ABOUT THIS TASK -
No pictures in the copy. Write out the listing below exactly.

-- Opening Marker --

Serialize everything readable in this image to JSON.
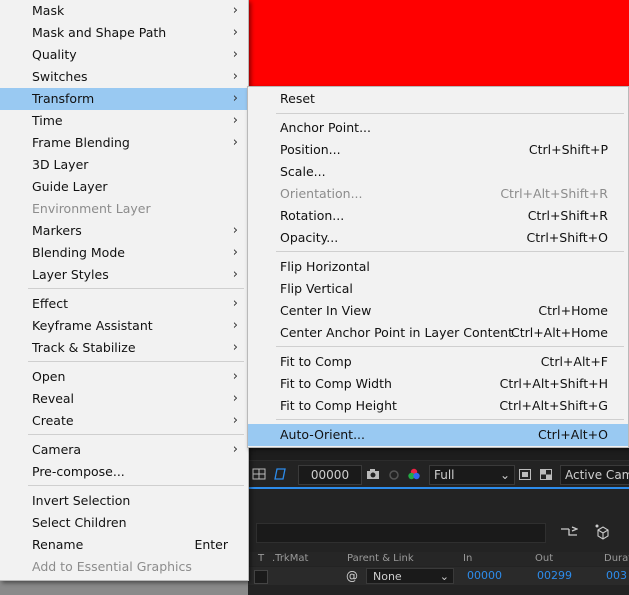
{
  "main_menu": {
    "items": [
      {
        "label": "Mask",
        "submenu": true
      },
      {
        "label": "Mask and Shape Path",
        "submenu": true
      },
      {
        "label": "Quality",
        "submenu": true
      },
      {
        "label": "Switches",
        "submenu": true
      },
      {
        "label": "Transform",
        "submenu": true
      },
      {
        "label": "Time",
        "submenu": true
      },
      {
        "label": "Frame Blending",
        "submenu": true
      },
      {
        "label": "3D Layer"
      },
      {
        "label": "Guide Layer"
      },
      {
        "label": "Environment Layer"
      },
      {
        "label": "Markers",
        "submenu": true
      },
      {
        "label": "Blending Mode",
        "submenu": true
      },
      {
        "label": "Layer Styles",
        "submenu": true
      },
      {
        "label": "Effect",
        "submenu": true
      },
      {
        "label": "Keyframe Assistant",
        "submenu": true
      },
      {
        "label": "Track & Stabilize",
        "submenu": true
      },
      {
        "label": "Open",
        "submenu": true
      },
      {
        "label": "Reveal",
        "submenu": true
      },
      {
        "label": "Create",
        "submenu": true
      },
      {
        "label": "Camera",
        "submenu": true
      },
      {
        "label": "Pre-compose..."
      },
      {
        "label": "Invert Selection"
      },
      {
        "label": "Select Children"
      },
      {
        "label": "Rename",
        "shortcut": "Enter"
      },
      {
        "label": "Add to Essential Graphics"
      }
    ],
    "arrow_glyph": "›"
  },
  "transform_submenu": {
    "items": [
      {
        "label": "Reset",
        "shortcut": ""
      },
      {
        "label": "Anchor Point...",
        "shortcut": ""
      },
      {
        "label": "Position...",
        "shortcut": "Ctrl+Shift+P"
      },
      {
        "label": "Scale...",
        "shortcut": ""
      },
      {
        "label": "Orientation...",
        "shortcut": "Ctrl+Alt+Shift+R"
      },
      {
        "label": "Rotation...",
        "shortcut": "Ctrl+Shift+R"
      },
      {
        "label": "Opacity...",
        "shortcut": "Ctrl+Shift+O"
      },
      {
        "label": "Flip Horizontal",
        "shortcut": ""
      },
      {
        "label": "Flip Vertical",
        "shortcut": ""
      },
      {
        "label": "Center In View",
        "shortcut": "Ctrl+Home"
      },
      {
        "label": "Center Anchor Point in Layer Content",
        "shortcut": "Ctrl+Alt+Home"
      },
      {
        "label": "Fit to Comp",
        "shortcut": "Ctrl+Alt+F"
      },
      {
        "label": "Fit to Comp Width",
        "shortcut": "Ctrl+Alt+Shift+H"
      },
      {
        "label": "Fit to Comp Height",
        "shortcut": "Ctrl+Alt+Shift+G"
      },
      {
        "label": "Auto-Orient...",
        "shortcut": "Ctrl+Alt+O"
      }
    ]
  },
  "viewer_toolbar": {
    "timecode": "00000",
    "resolution": "Full",
    "view": "Active Came"
  },
  "timeline": {
    "columns": {
      "t": "T",
      "trkmat": ".TrkMat",
      "parent": "Parent & Link",
      "in": "In",
      "out": "Out",
      "duration": "Durati"
    },
    "row": {
      "parent_value": "None",
      "in": "00000",
      "out": "00299",
      "duration": "003"
    }
  },
  "colors": {
    "highlight": "#99c9f2",
    "comp_bg": "#ff0000",
    "accent": "#2d8ceb"
  }
}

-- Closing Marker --

OUTPUT OF THE EXERCISE -
Serialize everything readable in this image to JSON.
{
  "main_menu": {
    "items": [
      {
        "label": "Mask",
        "submenu": true
      },
      {
        "label": "Mask and Shape Path",
        "submenu": true
      },
      {
        "label": "Quality",
        "submenu": true
      },
      {
        "label": "Switches",
        "submenu": true
      },
      {
        "label": "Transform",
        "submenu": true
      },
      {
        "label": "Time",
        "submenu": true
      },
      {
        "label": "Frame Blending",
        "submenu": true
      },
      {
        "label": "3D Layer"
      },
      {
        "label": "Guide Layer"
      },
      {
        "label": "Environment Layer"
      },
      {
        "label": "Markers",
        "submenu": true
      },
      {
        "label": "Blending Mode",
        "submenu": true
      },
      {
        "label": "Layer Styles",
        "submenu": true
      },
      {
        "label": "Effect",
        "submenu": true
      },
      {
        "label": "Keyframe Assistant",
        "submenu": true
      },
      {
        "label": "Track & Stabilize",
        "submenu": true
      },
      {
        "label": "Open",
        "submenu": true
      },
      {
        "label": "Reveal",
        "submenu": true
      },
      {
        "label": "Create",
        "submenu": true
      },
      {
        "label": "Camera",
        "submenu": true
      },
      {
        "label": "Pre-compose..."
      },
      {
        "label": "Invert Selection"
      },
      {
        "label": "Select Children"
      },
      {
        "label": "Rename",
        "shortcut": "Enter"
      },
      {
        "label": "Add to Essential Graphics"
      }
    ],
    "arrow_glyph": "›"
  },
  "transform_submenu": {
    "items": [
      {
        "label": "Reset",
        "shortcut": ""
      },
      {
        "label": "Anchor Point...",
        "shortcut": ""
      },
      {
        "label": "Position...",
        "shortcut": "Ctrl+Shift+P"
      },
      {
        "label": "Scale...",
        "shortcut": ""
      },
      {
        "label": "Orientation...",
        "shortcut": "Ctrl+Alt+Shift+R"
      },
      {
        "label": "Rotation...",
        "shortcut": "Ctrl+Shift+R"
      },
      {
        "label": "Opacity...",
        "shortcut": "Ctrl+Shift+O"
      },
      {
        "label": "Flip Horizontal",
        "shortcut": ""
      },
      {
        "label": "Flip Vertical",
        "shortcut": ""
      },
      {
        "label": "Center In View",
        "shortcut": "Ctrl+Home"
      },
      {
        "label": "Center Anchor Point in Layer Content",
        "shortcut": "Ctrl+Alt+Home"
      },
      {
        "label": "Fit to Comp",
        "shortcut": "Ctrl+Alt+F"
      },
      {
        "label": "Fit to Comp Width",
        "shortcut": "Ctrl+Alt+Shift+H"
      },
      {
        "label": "Fit to Comp Height",
        "shortcut": "Ctrl+Alt+Shift+G"
      },
      {
        "label": "Auto-Orient...",
        "shortcut": "Ctrl+Alt+O"
      }
    ]
  },
  "viewer_toolbar": {
    "timecode": "00000",
    "resolution": "Full",
    "view": "Active Came"
  },
  "timeline": {
    "columns": {
      "t": "T",
      "trkmat": ".TrkMat",
      "parent": "Parent & Link",
      "in": "In",
      "out": "Out",
      "duration": "Durati"
    },
    "row": {
      "parent_value": "None",
      "in": "00000",
      "out": "00299",
      "duration": "003"
    }
  },
  "colors": {
    "highlight": "#99c9f2",
    "comp_bg": "#ff0000",
    "accent": "#2d8ceb"
  }
}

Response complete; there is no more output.